● **Exercise directions**
Each line of the data should be repeated precisely.

● **Data for processing**
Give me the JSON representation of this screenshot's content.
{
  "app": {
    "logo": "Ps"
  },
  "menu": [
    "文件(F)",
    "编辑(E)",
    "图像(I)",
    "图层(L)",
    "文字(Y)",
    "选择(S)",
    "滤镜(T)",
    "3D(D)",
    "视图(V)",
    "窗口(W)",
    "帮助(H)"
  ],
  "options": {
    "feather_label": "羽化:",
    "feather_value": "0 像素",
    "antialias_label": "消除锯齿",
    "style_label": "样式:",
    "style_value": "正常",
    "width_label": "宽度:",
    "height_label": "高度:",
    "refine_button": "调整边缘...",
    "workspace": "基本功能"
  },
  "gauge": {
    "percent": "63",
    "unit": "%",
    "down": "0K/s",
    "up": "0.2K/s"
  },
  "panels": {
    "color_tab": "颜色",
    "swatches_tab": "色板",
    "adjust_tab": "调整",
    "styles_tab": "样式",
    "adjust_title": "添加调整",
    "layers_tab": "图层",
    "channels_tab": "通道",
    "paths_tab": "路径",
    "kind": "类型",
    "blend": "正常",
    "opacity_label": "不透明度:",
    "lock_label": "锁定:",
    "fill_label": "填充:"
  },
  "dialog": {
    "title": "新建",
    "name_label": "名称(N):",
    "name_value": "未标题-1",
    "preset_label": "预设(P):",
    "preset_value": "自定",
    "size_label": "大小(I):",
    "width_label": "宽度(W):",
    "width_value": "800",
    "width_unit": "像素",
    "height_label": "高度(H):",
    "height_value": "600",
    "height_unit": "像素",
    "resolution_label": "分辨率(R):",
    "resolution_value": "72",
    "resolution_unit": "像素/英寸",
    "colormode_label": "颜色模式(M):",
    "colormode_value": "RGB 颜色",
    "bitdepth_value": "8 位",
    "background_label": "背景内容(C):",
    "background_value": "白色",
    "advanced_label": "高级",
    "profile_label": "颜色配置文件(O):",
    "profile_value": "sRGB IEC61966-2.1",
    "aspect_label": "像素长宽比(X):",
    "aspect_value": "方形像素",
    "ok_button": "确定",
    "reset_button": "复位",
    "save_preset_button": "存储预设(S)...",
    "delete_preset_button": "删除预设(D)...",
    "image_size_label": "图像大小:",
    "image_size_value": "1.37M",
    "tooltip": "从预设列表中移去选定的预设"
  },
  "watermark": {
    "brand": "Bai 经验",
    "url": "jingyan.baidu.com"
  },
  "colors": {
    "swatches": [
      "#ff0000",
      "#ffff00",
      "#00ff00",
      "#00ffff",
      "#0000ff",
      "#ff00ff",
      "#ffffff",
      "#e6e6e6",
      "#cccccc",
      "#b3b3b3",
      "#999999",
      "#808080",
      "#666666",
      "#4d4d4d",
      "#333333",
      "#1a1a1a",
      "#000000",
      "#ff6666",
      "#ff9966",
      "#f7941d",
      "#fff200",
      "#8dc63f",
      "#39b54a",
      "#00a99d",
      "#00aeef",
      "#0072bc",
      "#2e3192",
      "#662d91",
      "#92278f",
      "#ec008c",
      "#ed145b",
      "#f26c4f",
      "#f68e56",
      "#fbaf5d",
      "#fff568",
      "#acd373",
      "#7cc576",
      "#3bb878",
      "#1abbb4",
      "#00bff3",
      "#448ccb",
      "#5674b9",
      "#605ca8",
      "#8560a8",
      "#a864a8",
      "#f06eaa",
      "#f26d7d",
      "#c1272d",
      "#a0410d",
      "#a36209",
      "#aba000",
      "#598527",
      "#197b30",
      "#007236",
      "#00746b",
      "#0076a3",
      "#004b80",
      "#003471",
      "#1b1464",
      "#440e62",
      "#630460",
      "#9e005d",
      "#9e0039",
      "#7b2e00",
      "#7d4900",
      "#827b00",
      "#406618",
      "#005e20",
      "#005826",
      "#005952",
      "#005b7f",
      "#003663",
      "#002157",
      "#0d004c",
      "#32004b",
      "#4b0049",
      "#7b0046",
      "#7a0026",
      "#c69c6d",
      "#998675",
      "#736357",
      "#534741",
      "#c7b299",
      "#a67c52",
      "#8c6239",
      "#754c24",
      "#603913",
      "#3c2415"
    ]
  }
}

● **Reply**
Give me the JSON representation of this screenshot's content.
{
  "app": {
    "logo": "Ps"
  },
  "menu": [
    "文件(F)",
    "编辑(E)",
    "图像(I)",
    "图层(L)",
    "文字(Y)",
    "选择(S)",
    "滤镜(T)",
    "3D(D)",
    "视图(V)",
    "窗口(W)",
    "帮助(H)"
  ],
  "options": {
    "feather_label": "羽化:",
    "feather_value": "0 像素",
    "antialias_label": "消除锯齿",
    "style_label": "样式:",
    "style_value": "正常",
    "width_label": "宽度:",
    "height_label": "高度:",
    "refine_button": "调整边缘...",
    "workspace": "基本功能"
  },
  "gauge": {
    "percent": "63",
    "unit": "%",
    "down": "0K/s",
    "up": "0.2K/s"
  },
  "panels": {
    "color_tab": "颜色",
    "swatches_tab": "色板",
    "adjust_tab": "调整",
    "styles_tab": "样式",
    "adjust_title": "添加调整",
    "layers_tab": "图层",
    "channels_tab": "通道",
    "paths_tab": "路径",
    "kind": "类型",
    "blend": "正常",
    "opacity_label": "不透明度:",
    "lock_label": "锁定:",
    "fill_label": "填充:"
  },
  "dialog": {
    "title": "新建",
    "name_label": "名称(N):",
    "name_value": "未标题-1",
    "preset_label": "预设(P):",
    "preset_value": "自定",
    "size_label": "大小(I):",
    "width_label": "宽度(W):",
    "width_value": "800",
    "width_unit": "像素",
    "height_label": "高度(H):",
    "height_value": "600",
    "height_unit": "像素",
    "resolution_label": "分辨率(R):",
    "resolution_value": "72",
    "resolution_unit": "像素/英寸",
    "colormode_label": "颜色模式(M):",
    "colormode_value": "RGB 颜色",
    "bitdepth_value": "8 位",
    "background_label": "背景内容(C):",
    "background_value": "白色",
    "advanced_label": "高级",
    "profile_label": "颜色配置文件(O):",
    "profile_value": "sRGB IEC61966-2.1",
    "aspect_label": "像素长宽比(X):",
    "aspect_value": "方形像素",
    "ok_button": "确定",
    "reset_button": "复位",
    "save_preset_button": "存储预设(S)...",
    "delete_preset_button": "删除预设(D)...",
    "image_size_label": "图像大小:",
    "image_size_value": "1.37M",
    "tooltip": "从预设列表中移去选定的预设"
  },
  "watermark": {
    "brand": "Bai 经验",
    "url": "jingyan.baidu.com"
  },
  "colors": {
    "swatches": [
      "#ff0000",
      "#ffff00",
      "#00ff00",
      "#00ffff",
      "#0000ff",
      "#ff00ff",
      "#ffffff",
      "#e6e6e6",
      "#cccccc",
      "#b3b3b3",
      "#999999",
      "#808080",
      "#666666",
      "#4d4d4d",
      "#333333",
      "#1a1a1a",
      "#000000",
      "#ff6666",
      "#ff9966",
      "#f7941d",
      "#fff200",
      "#8dc63f",
      "#39b54a",
      "#00a99d",
      "#00aeef",
      "#0072bc",
      "#2e3192",
      "#662d91",
      "#92278f",
      "#ec008c",
      "#ed145b",
      "#f26c4f",
      "#f68e56",
      "#fbaf5d",
      "#fff568",
      "#acd373",
      "#7cc576",
      "#3bb878",
      "#1abbb4",
      "#00bff3",
      "#448ccb",
      "#5674b9",
      "#605ca8",
      "#8560a8",
      "#a864a8",
      "#f06eaa",
      "#f26d7d",
      "#c1272d",
      "#a0410d",
      "#a36209",
      "#aba000",
      "#598527",
      "#197b30",
      "#007236",
      "#00746b",
      "#0076a3",
      "#004b80",
      "#003471",
      "#1b1464",
      "#440e62",
      "#630460",
      "#9e005d",
      "#9e0039",
      "#7b2e00",
      "#7d4900",
      "#827b00",
      "#406618",
      "#005e20",
      "#005826",
      "#005952",
      "#005b7f",
      "#003663",
      "#002157",
      "#0d004c",
      "#32004b",
      "#4b0049",
      "#7b0046",
      "#7a0026",
      "#c69c6d",
      "#998675",
      "#736357",
      "#534741",
      "#c7b299",
      "#a67c52",
      "#8c6239",
      "#754c24",
      "#603913",
      "#3c2415"
    ]
  }
}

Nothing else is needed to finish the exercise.